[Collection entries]
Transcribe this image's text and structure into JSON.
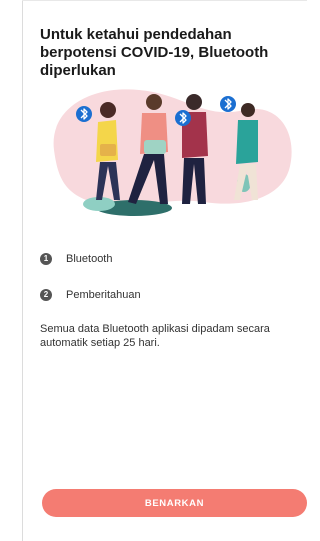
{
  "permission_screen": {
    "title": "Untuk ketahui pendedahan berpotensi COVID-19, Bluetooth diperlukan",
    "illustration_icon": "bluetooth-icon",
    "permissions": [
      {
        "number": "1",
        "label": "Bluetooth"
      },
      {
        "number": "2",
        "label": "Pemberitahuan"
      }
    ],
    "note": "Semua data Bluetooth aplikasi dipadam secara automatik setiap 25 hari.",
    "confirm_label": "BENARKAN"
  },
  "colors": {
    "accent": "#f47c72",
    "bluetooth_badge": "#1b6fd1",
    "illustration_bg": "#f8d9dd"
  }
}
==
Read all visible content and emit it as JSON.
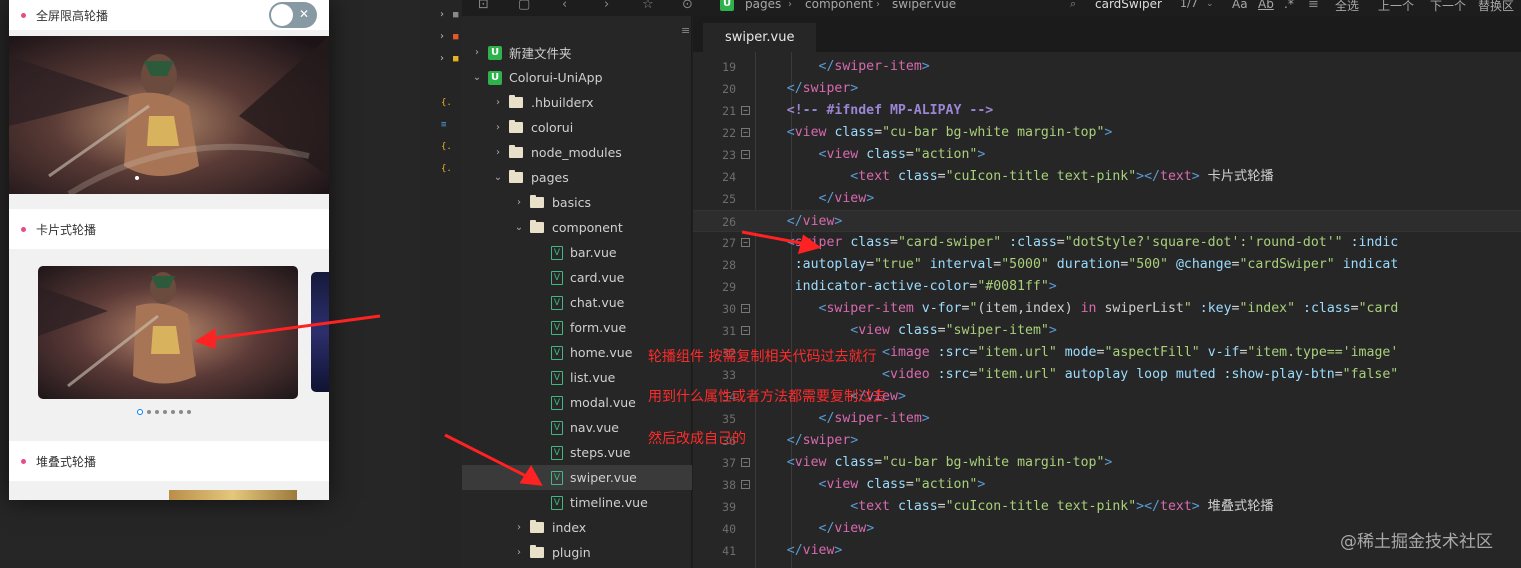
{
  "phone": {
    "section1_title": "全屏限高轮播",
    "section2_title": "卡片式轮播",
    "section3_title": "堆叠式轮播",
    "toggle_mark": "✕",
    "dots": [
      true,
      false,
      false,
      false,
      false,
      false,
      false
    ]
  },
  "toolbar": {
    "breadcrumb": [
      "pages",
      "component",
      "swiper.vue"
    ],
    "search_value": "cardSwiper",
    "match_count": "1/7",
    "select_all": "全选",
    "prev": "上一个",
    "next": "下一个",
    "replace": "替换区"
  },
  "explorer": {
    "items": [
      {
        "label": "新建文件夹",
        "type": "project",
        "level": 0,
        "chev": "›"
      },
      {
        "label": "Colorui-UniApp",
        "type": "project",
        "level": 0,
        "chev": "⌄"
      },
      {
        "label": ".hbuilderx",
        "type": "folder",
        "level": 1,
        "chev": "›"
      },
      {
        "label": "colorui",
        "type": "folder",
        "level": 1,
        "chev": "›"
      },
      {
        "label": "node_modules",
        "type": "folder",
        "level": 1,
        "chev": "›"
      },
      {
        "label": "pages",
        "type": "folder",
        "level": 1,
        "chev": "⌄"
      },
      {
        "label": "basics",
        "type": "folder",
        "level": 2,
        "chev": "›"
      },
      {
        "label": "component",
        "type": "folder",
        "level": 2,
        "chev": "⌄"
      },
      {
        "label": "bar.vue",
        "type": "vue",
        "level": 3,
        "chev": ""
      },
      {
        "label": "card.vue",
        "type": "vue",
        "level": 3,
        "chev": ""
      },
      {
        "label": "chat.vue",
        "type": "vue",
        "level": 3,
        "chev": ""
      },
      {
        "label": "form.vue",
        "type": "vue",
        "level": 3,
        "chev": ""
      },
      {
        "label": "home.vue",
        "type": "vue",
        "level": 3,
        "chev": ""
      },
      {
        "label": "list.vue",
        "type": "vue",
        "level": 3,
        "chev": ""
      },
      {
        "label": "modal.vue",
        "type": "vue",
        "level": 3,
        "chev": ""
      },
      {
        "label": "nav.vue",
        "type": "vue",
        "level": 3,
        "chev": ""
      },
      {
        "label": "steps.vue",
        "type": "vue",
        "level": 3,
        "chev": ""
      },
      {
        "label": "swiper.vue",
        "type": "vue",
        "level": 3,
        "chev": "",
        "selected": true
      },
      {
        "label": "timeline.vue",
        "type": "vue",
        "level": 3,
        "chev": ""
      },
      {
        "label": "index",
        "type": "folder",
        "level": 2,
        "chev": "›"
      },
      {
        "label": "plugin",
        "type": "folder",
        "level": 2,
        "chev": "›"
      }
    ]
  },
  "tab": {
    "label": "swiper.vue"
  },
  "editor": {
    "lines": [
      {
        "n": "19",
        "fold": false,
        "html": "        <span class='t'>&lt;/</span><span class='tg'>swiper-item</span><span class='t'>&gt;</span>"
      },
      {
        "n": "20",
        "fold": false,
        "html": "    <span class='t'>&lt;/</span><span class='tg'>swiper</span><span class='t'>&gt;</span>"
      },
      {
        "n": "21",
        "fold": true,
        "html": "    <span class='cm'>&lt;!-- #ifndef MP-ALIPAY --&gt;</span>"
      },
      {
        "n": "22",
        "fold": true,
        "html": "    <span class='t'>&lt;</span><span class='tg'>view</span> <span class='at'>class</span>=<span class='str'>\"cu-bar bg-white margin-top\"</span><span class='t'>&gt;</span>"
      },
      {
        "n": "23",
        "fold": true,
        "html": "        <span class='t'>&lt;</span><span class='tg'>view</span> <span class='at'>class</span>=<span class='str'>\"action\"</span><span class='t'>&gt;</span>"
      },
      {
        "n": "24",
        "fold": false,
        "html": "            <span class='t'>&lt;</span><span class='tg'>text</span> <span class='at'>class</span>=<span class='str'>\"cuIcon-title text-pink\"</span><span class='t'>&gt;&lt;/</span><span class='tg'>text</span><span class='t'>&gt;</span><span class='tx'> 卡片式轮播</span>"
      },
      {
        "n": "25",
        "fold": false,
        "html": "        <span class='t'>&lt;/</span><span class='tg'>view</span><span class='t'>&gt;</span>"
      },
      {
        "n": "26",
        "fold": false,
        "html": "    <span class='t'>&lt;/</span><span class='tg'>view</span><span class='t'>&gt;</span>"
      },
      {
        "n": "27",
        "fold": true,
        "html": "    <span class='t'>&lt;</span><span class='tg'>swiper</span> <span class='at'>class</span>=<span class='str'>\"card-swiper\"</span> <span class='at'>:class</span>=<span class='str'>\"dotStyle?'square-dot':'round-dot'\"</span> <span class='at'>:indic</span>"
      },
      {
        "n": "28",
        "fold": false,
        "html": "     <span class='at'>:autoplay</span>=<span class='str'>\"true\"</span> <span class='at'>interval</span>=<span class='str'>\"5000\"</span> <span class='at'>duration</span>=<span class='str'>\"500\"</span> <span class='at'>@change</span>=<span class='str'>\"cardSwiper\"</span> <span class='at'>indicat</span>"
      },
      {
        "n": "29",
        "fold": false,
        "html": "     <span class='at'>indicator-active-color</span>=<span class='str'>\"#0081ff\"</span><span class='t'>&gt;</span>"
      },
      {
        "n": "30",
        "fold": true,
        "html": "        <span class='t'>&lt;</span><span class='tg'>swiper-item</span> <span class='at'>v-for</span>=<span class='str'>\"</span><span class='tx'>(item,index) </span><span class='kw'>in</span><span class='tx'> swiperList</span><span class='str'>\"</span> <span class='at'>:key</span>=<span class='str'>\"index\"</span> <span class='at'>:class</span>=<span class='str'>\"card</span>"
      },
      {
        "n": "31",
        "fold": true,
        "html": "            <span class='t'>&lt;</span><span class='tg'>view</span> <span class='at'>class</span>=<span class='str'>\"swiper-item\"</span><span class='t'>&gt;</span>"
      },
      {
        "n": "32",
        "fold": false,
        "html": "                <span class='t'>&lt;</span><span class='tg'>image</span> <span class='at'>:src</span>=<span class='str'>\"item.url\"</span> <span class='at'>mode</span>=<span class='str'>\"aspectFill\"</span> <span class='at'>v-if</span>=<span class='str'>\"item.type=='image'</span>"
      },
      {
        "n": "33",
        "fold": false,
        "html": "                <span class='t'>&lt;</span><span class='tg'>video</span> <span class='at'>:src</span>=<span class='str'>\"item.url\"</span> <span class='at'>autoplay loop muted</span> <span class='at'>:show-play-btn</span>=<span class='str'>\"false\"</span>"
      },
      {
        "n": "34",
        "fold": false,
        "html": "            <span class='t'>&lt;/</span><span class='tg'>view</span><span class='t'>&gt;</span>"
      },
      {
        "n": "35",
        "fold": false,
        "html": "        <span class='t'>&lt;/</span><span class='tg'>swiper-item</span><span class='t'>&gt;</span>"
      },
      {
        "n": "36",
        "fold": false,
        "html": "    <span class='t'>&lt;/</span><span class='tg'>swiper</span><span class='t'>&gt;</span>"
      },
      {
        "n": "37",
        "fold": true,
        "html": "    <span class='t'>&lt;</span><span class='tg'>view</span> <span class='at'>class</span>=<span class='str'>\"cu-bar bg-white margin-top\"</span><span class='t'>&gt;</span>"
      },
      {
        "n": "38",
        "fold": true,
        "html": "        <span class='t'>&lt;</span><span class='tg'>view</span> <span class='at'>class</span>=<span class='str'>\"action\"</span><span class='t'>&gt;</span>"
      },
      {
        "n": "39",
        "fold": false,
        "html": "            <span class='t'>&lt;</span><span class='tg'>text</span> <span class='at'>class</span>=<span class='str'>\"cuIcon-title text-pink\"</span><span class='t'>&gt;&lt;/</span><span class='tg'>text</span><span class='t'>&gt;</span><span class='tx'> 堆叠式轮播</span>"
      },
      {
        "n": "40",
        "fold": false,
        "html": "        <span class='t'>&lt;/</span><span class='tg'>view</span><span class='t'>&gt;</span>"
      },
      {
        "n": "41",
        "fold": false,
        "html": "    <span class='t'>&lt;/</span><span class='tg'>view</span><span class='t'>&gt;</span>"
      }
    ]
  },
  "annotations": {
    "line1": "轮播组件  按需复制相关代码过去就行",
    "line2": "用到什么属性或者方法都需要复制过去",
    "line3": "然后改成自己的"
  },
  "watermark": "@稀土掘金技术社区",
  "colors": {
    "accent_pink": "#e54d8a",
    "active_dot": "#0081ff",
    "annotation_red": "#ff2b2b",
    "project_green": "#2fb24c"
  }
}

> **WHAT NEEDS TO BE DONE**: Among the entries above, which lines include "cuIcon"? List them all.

> **TASK RESPONSE**:
        "html": "            <span class='t'>&lt;</span><span class='tg'>text</span> <span class='at'>class</span>=<span class='str'>\"cuIcon-title text-pink\"</span><span class='t'>&gt;&lt;/</span><span class='tg'>text</span><span class='t'>&gt;</span><span class='tx'> 卡片式轮播</span>"
        "html": "            <span class='t'>&lt;</span><span class='tg'>text</span> <span class='at'>class</span>=<span class='str'>\"cuIcon-title text-pink\"</span><span class='t'>&gt;&lt;/</span><span class='tg'>text</span><span class='t'>&gt;</span><span class='tx'> 堆叠式轮播</span>"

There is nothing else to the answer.